ALLEGATION: Impact on Digital Radio?

Opponents allege that LPFM service will impede the development of digital radio.

FACT: The development of digital radio will not be impeded by the adoption of LPFM service:

ALLEGATION: Abandonment of Spectrum Management Mandate?

Opponents allege the FCC has abandoned its responsibility to maintain the integrity of the FM spectrum. They allege the administrative record in this proceeding does not support the conclusion that the new LPFM licenses will not result in unacceptable interference. They also allege that the FCC has conducted no proper studies and developed no satisfactory record.

FACT: In adopting the LPFM service, the Commission has taken a conservative approach in protecting existing FM service. Moreover, the new LPFM radio service has been subject to extensive public comment and engineering testing. The administrative record in this proceeding is thousands of pages long. It includes thousands of public comments as well as four major technical studies of 75 consumer FM radio receivers of various types and performance capabilities, including automobile radios, component tuners or receivers, portable radios such as "boom boxes," personal radios such as "Walkman" type units, and clock radios. For example:

ALLEGATION: Only Expensive Radios Tested?

Opponents allege the FCC only tested expensive radios before adopting the LPFM service.

FACT: The FCC study tested a wide range of 21 radios. These included both new and used car radios, boom boxes and low-cost home stereos. These 21 radios were certainly not fancy, high-priced radios-what some engineers call "lab queens." In fact, the radios tested included a couple of their own personal radios that FCC Laboratory engineers were about to discard:
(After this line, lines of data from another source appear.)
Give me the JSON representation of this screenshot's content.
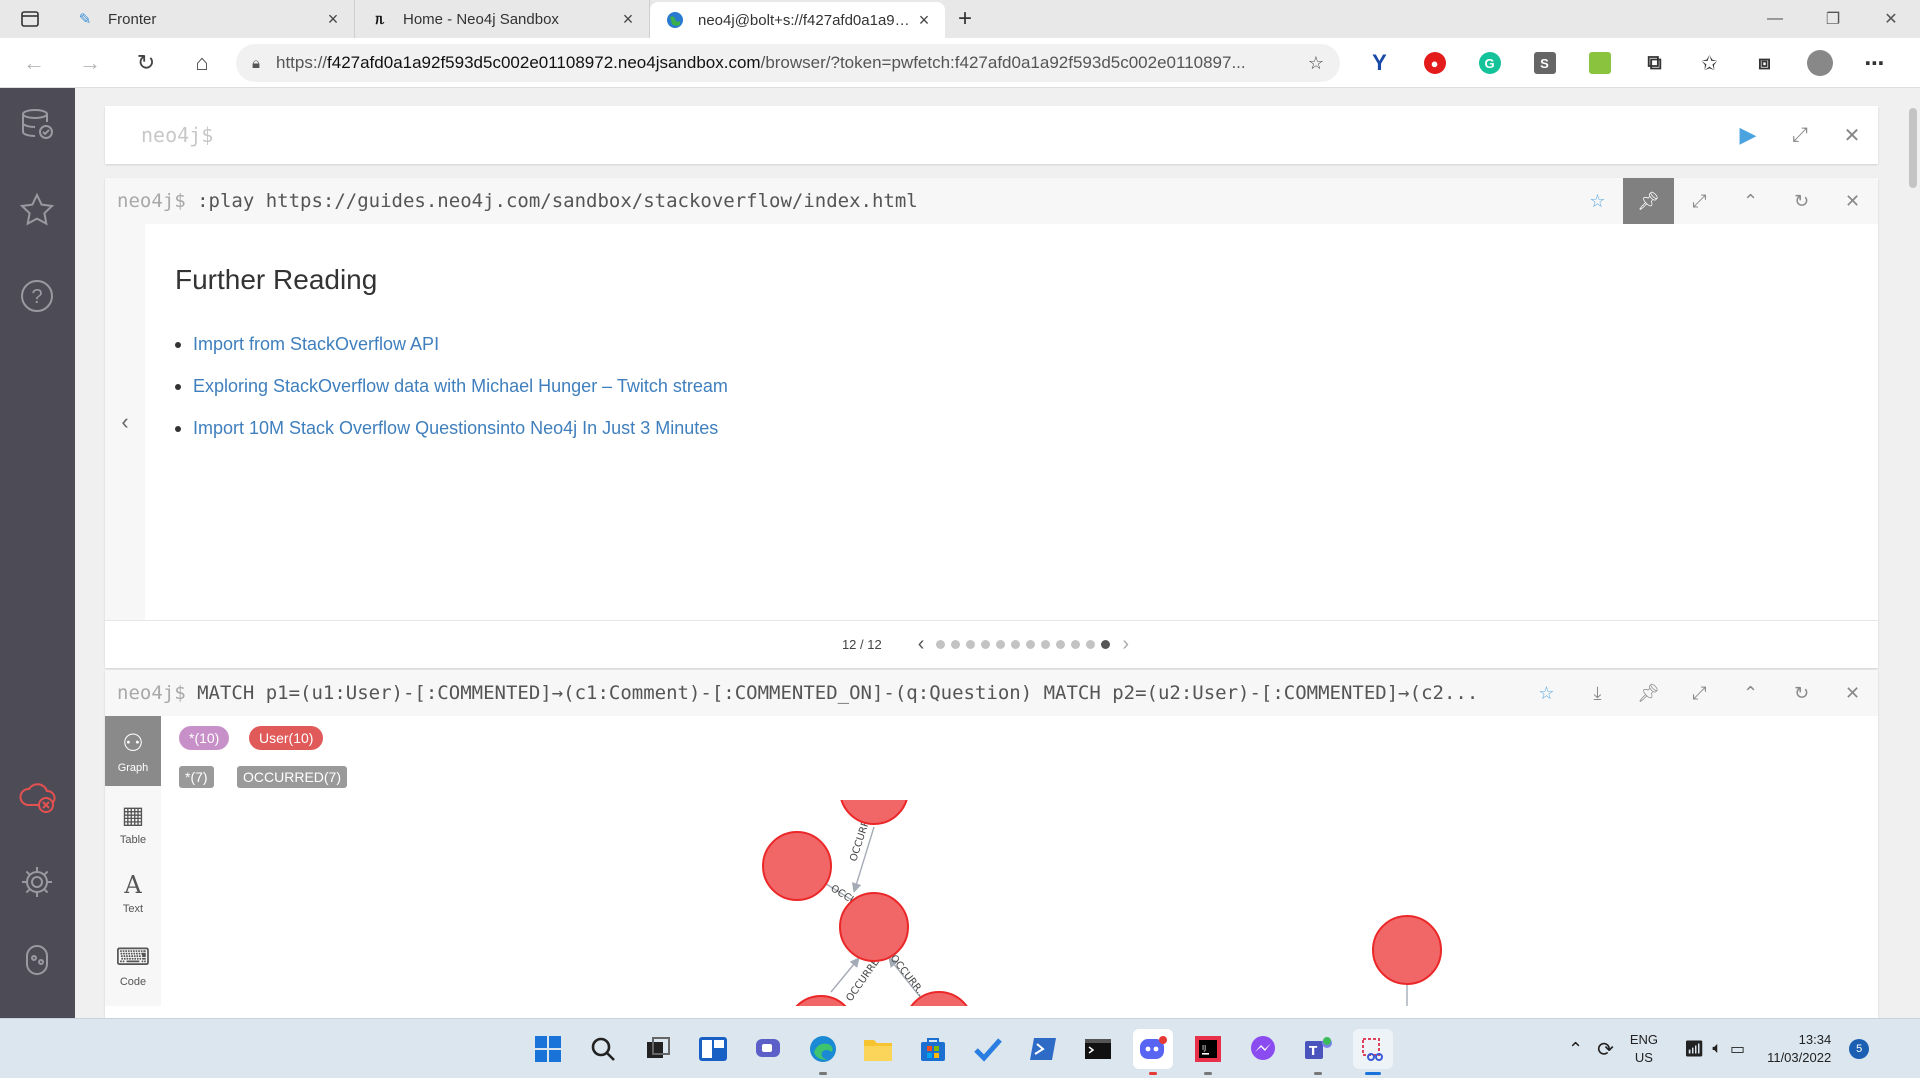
{
  "browser": {
    "tabs": [
      {
        "title": "Fronter",
        "active": false
      },
      {
        "title": "Home - Neo4j Sandbox",
        "active": false
      },
      {
        "title": "neo4j@bolt+s://f427afd0a1a92f5",
        "active": true
      }
    ],
    "url_prefix": "https://",
    "url_host": "f427afd0a1a92f593d5c002e01108972.neo4jsandbox.com",
    "url_rest": "/browser/?token=pwfetch:f427afd0a1a92f593d5c002e0110897...",
    "new_tab": "+"
  },
  "editor": {
    "placeholder": "neo4j$"
  },
  "guide_frame": {
    "prompt": "neo4j$",
    "command": ":play https://guides.neo4j.com/sandbox/stackoverflow/index.html",
    "heading": "Further Reading",
    "links": [
      "Import from StackOverflow API",
      "Exploring StackOverflow data with Michael Hunger – Twitch stream",
      "Import 10M Stack Overflow Questionsinto Neo4j In Just 3 Minutes"
    ],
    "pager": "12 / 12",
    "slide_count": 12,
    "current_slide": 12
  },
  "query_frame": {
    "prompt": "neo4j$",
    "command": "MATCH p1=(u1:User)-[:COMMENTED]→(c1:Comment)-[:COMMENTED_ON]-(q:Question) MATCH p2=(u2:User)-[:COMMENTED]→(c2...",
    "view_tabs": [
      {
        "label": "Graph",
        "active": true
      },
      {
        "label": "Table",
        "active": false
      },
      {
        "label": "Text",
        "active": false
      },
      {
        "label": "Code",
        "active": false
      }
    ],
    "node_labels": [
      {
        "text": "*(10)",
        "color": "#c890c8"
      },
      {
        "text": "User(10)",
        "color": "#e05a5a"
      }
    ],
    "rel_types": [
      {
        "text": "*(7)",
        "color": "#9a9a9a"
      },
      {
        "text": "OCCURRED(7)",
        "color": "#9a9a9a"
      }
    ],
    "rel_captions": [
      "OCCURRED",
      "OCCURR...",
      "OCCURRED",
      "OCCURR..."
    ]
  },
  "taskbar": {
    "language": "ENG",
    "region": "US",
    "time": "13:34",
    "date": "11/03/2022",
    "notifications": "5"
  },
  "colors": {
    "node": "#f16667",
    "node_stroke": "#eb2728",
    "link": "#3f7fbd",
    "sidebar": "#4d4b55"
  }
}
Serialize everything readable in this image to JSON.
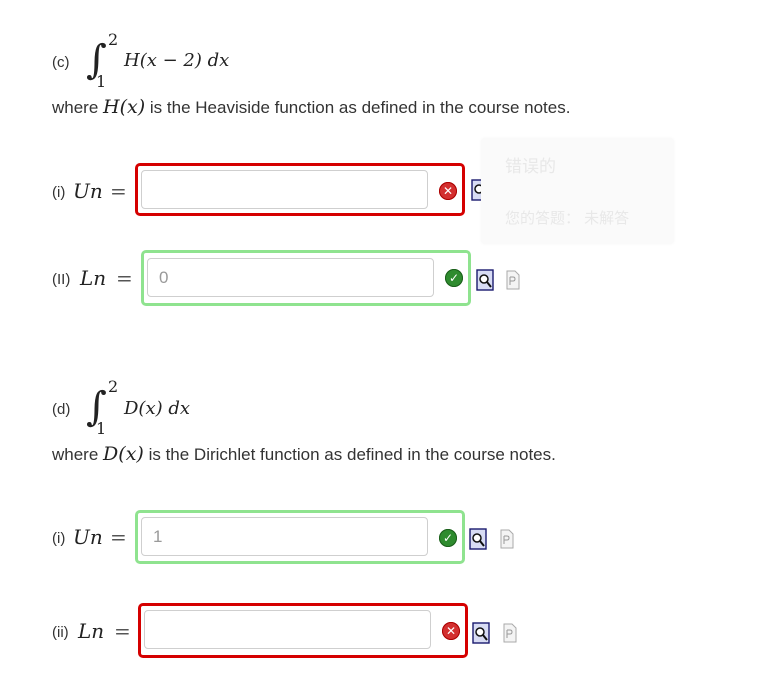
{
  "part_c": {
    "label": "(c)",
    "integral_lower": "1",
    "integral_upper": "2",
    "integrand": "H(x − 2) dx",
    "desc_prefix": "where",
    "desc_func": "H(x)",
    "desc_suffix": "is the Heaviside function as defined in the course notes.",
    "q1": {
      "label": "(i)",
      "var": "Un",
      "eq": "=",
      "value": "",
      "status": "incorrect"
    },
    "q2": {
      "label": "(II)",
      "var": "Ln",
      "eq": "=",
      "value": "0",
      "status": "correct"
    }
  },
  "part_d": {
    "label": "(d)",
    "integral_lower": "1",
    "integral_upper": "2",
    "integrand": "D(x) dx",
    "desc_prefix": "where",
    "desc_func": "D(x)",
    "desc_suffix": "is the Dirichlet function as defined in the course notes.",
    "q1": {
      "label": "(i)",
      "var": "Un",
      "eq": "=",
      "value": "1",
      "status": "correct"
    },
    "q2": {
      "label": "(ii)",
      "var": "Ln",
      "eq": "=",
      "value": "",
      "status": "incorrect"
    }
  },
  "tooltip": {
    "title": "错误的",
    "answer_text": "您的答题： 未解答"
  },
  "colors": {
    "error_border": "#d50000",
    "correct_border": "#8fe38f",
    "error_icon": "#d32f2f",
    "correct_icon": "#2e8b2e"
  },
  "icons": {
    "incorrect": "x-circle-icon",
    "correct": "check-circle-icon",
    "preview": "magnifier-preview-icon",
    "text": "text-document-icon"
  }
}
ALLEGATION: Impact on Minorities?

Opponents allege the LPFM service will have a negative impact both on minority, low-income listeners and on minority-owned radio stations.

FACT: LPFM service will benefit listeners in low-income, minority communities as well as the larger listening public. Moreover, minority-owned stations will not have to compete with LPFM stations for any advertising dollars since the new LPFM service is non- commercial.

ALLEGATION: Impact on "Pirate" Radio?

Opponents allege the FCC will be giving LPFM licenses to "pirate" radio operators.

FACT: The FCC under Chairman William Kennard has vigorously enforced the broadcast licensing scheme, and will continue to be vigilant in its enforcement. Those organizations that broadcast without a license in the past, or individuals serving as officers or directors of organizations which broadcast without a license, are ineligible for an LPFM license, unless they certify that they promptly ceased operations when notified of their violation by the FCC and, in any case, ceased operations as of February 26, 1999.